To cut to the chase, one of the most-watched items in this year's lineup is the Ultrabook.
The super-thin laptops, being offered by such manufacturers as Samsung, Lenovo, Dell, and HP, are seen in some quarters as the next evolution in small, lightweight computing products, following on previous waves of netbooks and tablets.The Ultrabook spec was dreamed up by Intel, which is so eager to get a bigger foothold in mobile that it is trying to invent its own category -- laptops that are generally under three pounds, very thin, with fast boot-up times. Unlike netbooks, Ultrabooks are powerful and pricey, with most expected to be about $1000, give or take. Unlike both tablets and netbooks, they are powerful productivity tools. The key question, which CES may partially answer, is whether they can catch hold.
Wearable computers have been a trend that's been "just around the corner" for a couple of decades now, but this year's CES may actually see a critical mass of useful examples. For instance, there's BodyMedia's Armband, which reads 5,000 points of data from one's body -- assumedly so one can find 5,000 more health-related things to worry about.
Net-connected TVs are rapidly becoming a standard feature, but increasing levels of on-board intelligence and related features are expected to be on display in Las Vegas. New Android-powered sets are expected from Google, Samsung, Broadcom and others.
Probably not big news to anyone in Europe isNokia's Windows Phone, which gets it's first State's side taste of the Finish manufacturers plans. The buzz is whether or not it will still be here next year?

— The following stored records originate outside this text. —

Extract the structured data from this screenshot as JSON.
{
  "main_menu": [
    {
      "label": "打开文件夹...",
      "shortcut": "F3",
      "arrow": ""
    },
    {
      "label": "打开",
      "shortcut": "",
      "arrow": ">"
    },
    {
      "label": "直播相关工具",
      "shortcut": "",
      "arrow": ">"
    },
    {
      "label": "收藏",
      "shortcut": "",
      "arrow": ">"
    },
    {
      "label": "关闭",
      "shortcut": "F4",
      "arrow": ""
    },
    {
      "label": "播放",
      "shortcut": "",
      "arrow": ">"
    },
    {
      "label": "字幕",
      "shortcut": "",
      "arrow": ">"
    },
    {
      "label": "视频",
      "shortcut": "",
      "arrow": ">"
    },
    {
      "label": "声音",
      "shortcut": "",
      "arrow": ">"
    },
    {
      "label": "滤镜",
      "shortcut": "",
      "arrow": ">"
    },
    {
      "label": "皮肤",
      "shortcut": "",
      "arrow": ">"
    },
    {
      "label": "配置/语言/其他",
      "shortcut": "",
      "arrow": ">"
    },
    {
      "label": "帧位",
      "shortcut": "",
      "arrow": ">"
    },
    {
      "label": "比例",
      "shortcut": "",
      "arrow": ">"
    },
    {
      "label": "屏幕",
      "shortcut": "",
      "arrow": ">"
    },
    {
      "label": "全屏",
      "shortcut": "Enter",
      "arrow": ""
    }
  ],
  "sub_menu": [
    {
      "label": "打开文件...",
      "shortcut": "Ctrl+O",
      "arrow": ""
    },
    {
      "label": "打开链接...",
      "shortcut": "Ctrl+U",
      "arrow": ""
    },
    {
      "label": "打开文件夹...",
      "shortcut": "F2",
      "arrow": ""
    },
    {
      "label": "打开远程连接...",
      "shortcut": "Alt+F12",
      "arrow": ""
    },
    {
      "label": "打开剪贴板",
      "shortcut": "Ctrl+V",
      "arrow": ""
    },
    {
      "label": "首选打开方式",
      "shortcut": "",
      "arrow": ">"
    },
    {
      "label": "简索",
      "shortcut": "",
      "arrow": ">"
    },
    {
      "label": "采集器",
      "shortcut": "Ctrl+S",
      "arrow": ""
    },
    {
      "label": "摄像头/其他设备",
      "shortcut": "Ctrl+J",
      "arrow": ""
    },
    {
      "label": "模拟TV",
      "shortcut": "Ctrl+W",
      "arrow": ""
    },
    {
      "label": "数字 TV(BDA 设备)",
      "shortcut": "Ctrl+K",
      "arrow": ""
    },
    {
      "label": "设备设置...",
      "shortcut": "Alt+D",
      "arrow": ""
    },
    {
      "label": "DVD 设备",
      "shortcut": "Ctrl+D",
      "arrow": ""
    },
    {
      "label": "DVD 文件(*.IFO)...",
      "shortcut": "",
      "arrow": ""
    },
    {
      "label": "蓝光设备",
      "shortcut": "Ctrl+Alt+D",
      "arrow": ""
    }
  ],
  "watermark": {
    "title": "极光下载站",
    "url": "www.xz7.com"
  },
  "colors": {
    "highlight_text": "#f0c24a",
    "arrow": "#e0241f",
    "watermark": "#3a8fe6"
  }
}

Also on the horizon are plenty of Android 4.0 "Ice Cream Sandwich" products, and "lots and lots of things that move video and data to and from the cloud , and around your home."
Lastly, other key releases at this year's show include devices that can work with LTE 4G high-speed wireless transmissions, tablets and other mobile products with quad-core processors from Nvidia.